5. Get tax-free financial help for the ceremony. You want your big day to be the most special ever. That’s likely to mean it also will be one of the most expensive days of your lives, too. But if you have well-off and generous family (or friends), they can help by giving you cash as a gift to use for your wedding. The federal gift tax exemption allows every cash-flush person to give several thousand dollars a year (the amount is adjusted annually for inflation) to anyone without tax implications to the recipients. For 2017 that amount is $14,000. If you and your intended get such gifts from your parents and grandparents, that’s a sizable sum that can be used to throw a super wedding.
6. Consider the charitable side of marriage. Did you use a nonprofit’s hall to exchange your vows and made a donation to do so? It could be a tax deduction on your first joint return next year. So might donating excess wedding food or favors. Check out my earlier post on tax-smart ways to give back on your wedding day for additional charitable ideas in connection with your nuptials.
7. Take note of names. If one or both of you decide to change your name(s) after marriage, be sure to let the Social Security Administration know. File a Form SS-5, Application for a Social Security Card, to make the change. You can download the form, pick one up at your local SSA office or get one mailed to you by calling 800-772-1213. A mismatched name and tax identification number will pose some filing hassles, possible delaying a much needed refund.
8. Change your address: Are you moving into your spouse’s place or finding a home new to you both? Tell the IRS about your new address by filing Form 8822. Why? As the IRS increases its closer checking of returns to stop tax crooks from filing fraudulent returns, a different address from prior filing years could set off tax identity theft processing alarms. This notification will help the IRS know it’s really you but just at a new location.
9. Share the details with your workplace. Even if you didn’t invite your boss to the wedding, he or she also needs to know about your address and/or name changes. That’s the only way to ensure your Form W-2, Wage and Tax Statement, has correct information. And while you’re thinking about it, adjust your withholding to account for your changed status. Also reassess what tax-advantage workplace benefits, like medical flexible spending account contributions, might be affected by your newly married life change.
10. Follow the tax rules regardless of gender. Since the U.S. Supreme Court’s historic Obergefell v. Hodges decision on June 26, 2015, same-sex couples have had the right to be married in all 50 states. That means that gay and lesbian married couples also follow the same federal tax laws as every other married pair in the country. The IRS has a special FAQs page for same-sex married couples. Most states have also since accepted the High Court’s and IRS’ decisions here. But given the current political shifts, things could change.
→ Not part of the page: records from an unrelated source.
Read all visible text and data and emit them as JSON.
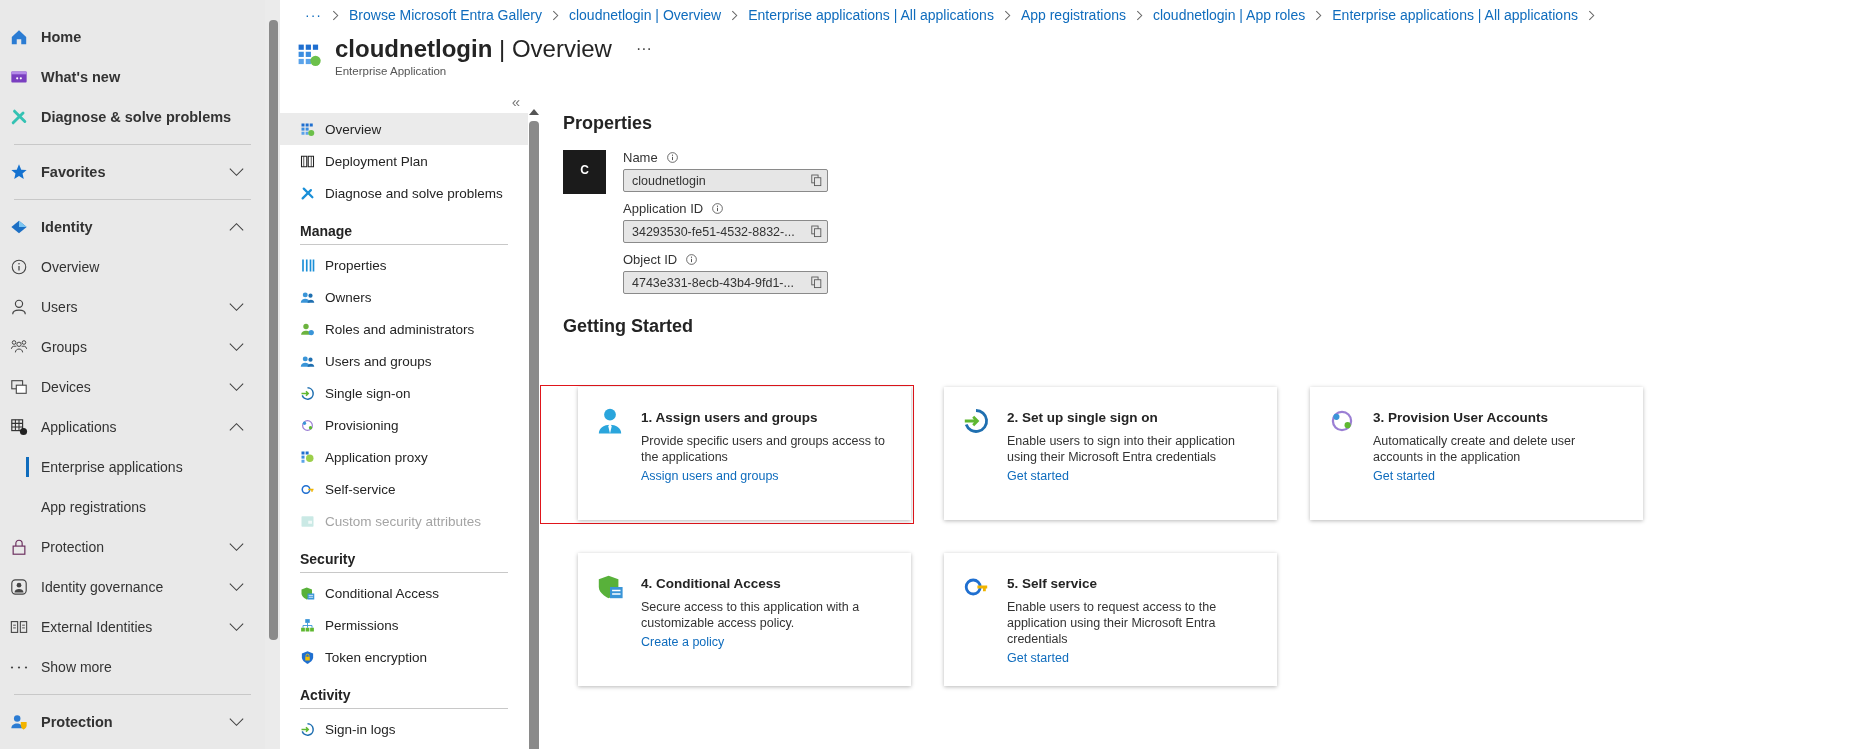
{
  "left_nav": {
    "groups": [
      {
        "items": [
          {
            "label": "Home",
            "kind": "top",
            "selected": false
          },
          {
            "label": "What's new",
            "kind": "top",
            "selected": false
          },
          {
            "label": "Diagnose & solve problems",
            "kind": "top",
            "selected": false
          }
        ]
      },
      {
        "items": [
          {
            "label": "Favorites",
            "kind": "top",
            "selected": false,
            "expanded": false
          }
        ]
      },
      {
        "items": [
          {
            "label": "Identity",
            "kind": "top",
            "selected": false,
            "expanded": true
          },
          {
            "label": "Overview",
            "kind": "item",
            "selected": false
          },
          {
            "label": "Users",
            "kind": "item",
            "selected": false,
            "expanded": false
          },
          {
            "label": "Groups",
            "kind": "item",
            "selected": false,
            "expanded": false
          },
          {
            "label": "Devices",
            "kind": "item",
            "selected": false,
            "expanded": false
          },
          {
            "label": "Applications",
            "kind": "item",
            "selected": false,
            "expanded": true
          },
          {
            "label": "Enterprise applications",
            "kind": "sub",
            "selected": true
          },
          {
            "label": "App registrations",
            "kind": "sub",
            "selected": false
          },
          {
            "label": "Protection",
            "kind": "item",
            "selected": false,
            "expanded": false
          },
          {
            "label": "Identity governance",
            "kind": "item",
            "selected": false,
            "expanded": false
          },
          {
            "label": "External Identities",
            "kind": "item",
            "selected": false,
            "expanded": false
          },
          {
            "label": "Show more",
            "kind": "item",
            "selected": false
          }
        ]
      },
      {
        "items": [
          {
            "label": "Protection",
            "kind": "top",
            "selected": false,
            "expanded": false
          }
        ]
      }
    ]
  },
  "breadcrumb": {
    "more": "···",
    "items": [
      "Browse Microsoft Entra Gallery",
      "cloudnetlogin | Overview",
      "Enterprise applications | All applications",
      "App registrations",
      "cloudnetlogin | App roles",
      "Enterprise applications | All applications"
    ]
  },
  "header": {
    "title": "**cloudnetlogin** | Overview",
    "subtitle": "Enterprise Application",
    "more": "···"
  },
  "resource_menu": {
    "collapse": "«",
    "sections": [
      {
        "items": [
          {
            "label": "Overview",
            "selected": true,
            "disabled": false
          },
          {
            "label": "Deployment Plan",
            "selected": false,
            "disabled": false
          },
          {
            "label": "Diagnose and solve problems",
            "selected": false,
            "disabled": false
          }
        ]
      },
      {
        "heading": "Manage",
        "items": [
          {
            "label": "Properties",
            "selected": false,
            "disabled": false
          },
          {
            "label": "Owners",
            "selected": false,
            "disabled": false
          },
          {
            "label": "Roles and administrators",
            "selected": false,
            "disabled": false
          },
          {
            "label": "Users and groups",
            "selected": false,
            "disabled": false
          },
          {
            "label": "Single sign-on",
            "selected": false,
            "disabled": false
          },
          {
            "label": "Provisioning",
            "selected": false,
            "disabled": false
          },
          {
            "label": "Application proxy",
            "selected": false,
            "disabled": false
          },
          {
            "label": "Self-service",
            "selected": false,
            "disabled": false
          },
          {
            "label": "Custom security attributes",
            "selected": false,
            "disabled": true
          }
        ]
      },
      {
        "heading": "Security",
        "items": [
          {
            "label": "Conditional Access",
            "selected": false,
            "disabled": false
          },
          {
            "label": "Permissions",
            "selected": false,
            "disabled": false
          },
          {
            "label": "Token encryption",
            "selected": false,
            "disabled": false
          }
        ]
      },
      {
        "heading": "Activity",
        "items": [
          {
            "label": "Sign-in logs",
            "selected": false,
            "disabled": false
          }
        ]
      }
    ]
  },
  "properties": {
    "heading": "Properties",
    "avatar": "C",
    "fields": [
      {
        "label": "Name",
        "value": "cloudnetlogin"
      },
      {
        "label": "Application ID",
        "value": "34293530-fe51-4532-8832-..."
      },
      {
        "label": "Object ID",
        "value": "4743e331-8ecb-43b4-9fd1-..."
      }
    ]
  },
  "getting_started": {
    "heading": "Getting Started",
    "cards": [
      {
        "title": "1. Assign users and groups",
        "description": "Provide specific users and groups access to the applications",
        "link": "Assign users and groups",
        "highlighted": true
      },
      {
        "title": "2. Set up single sign on",
        "description": "Enable users to sign into their application using their Microsoft Entra credentials",
        "link": "Get started",
        "highlighted": false
      },
      {
        "title": "3. Provision User Accounts",
        "description": "Automatically create and delete user accounts in the application",
        "link": "Get started",
        "highlighted": false
      },
      {
        "title": "4. Conditional Access",
        "description": "Secure access to this application with a customizable access policy.",
        "link": "Create a policy",
        "highlighted": false
      },
      {
        "title": "5. Self service",
        "description": "Enable users to request access to the application using their Microsoft Entra credentials",
        "link": "Get started",
        "highlighted": false
      }
    ]
  }
}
So keep an eye on what’s happening in Washington, D.C., as well as in your state’s capital and tax department.
I know if you’re getting married this month, you’re preoccupied with things other than taxes. I totally understand. So I recommend that you bookmark this post so you can come back after your honeymoon.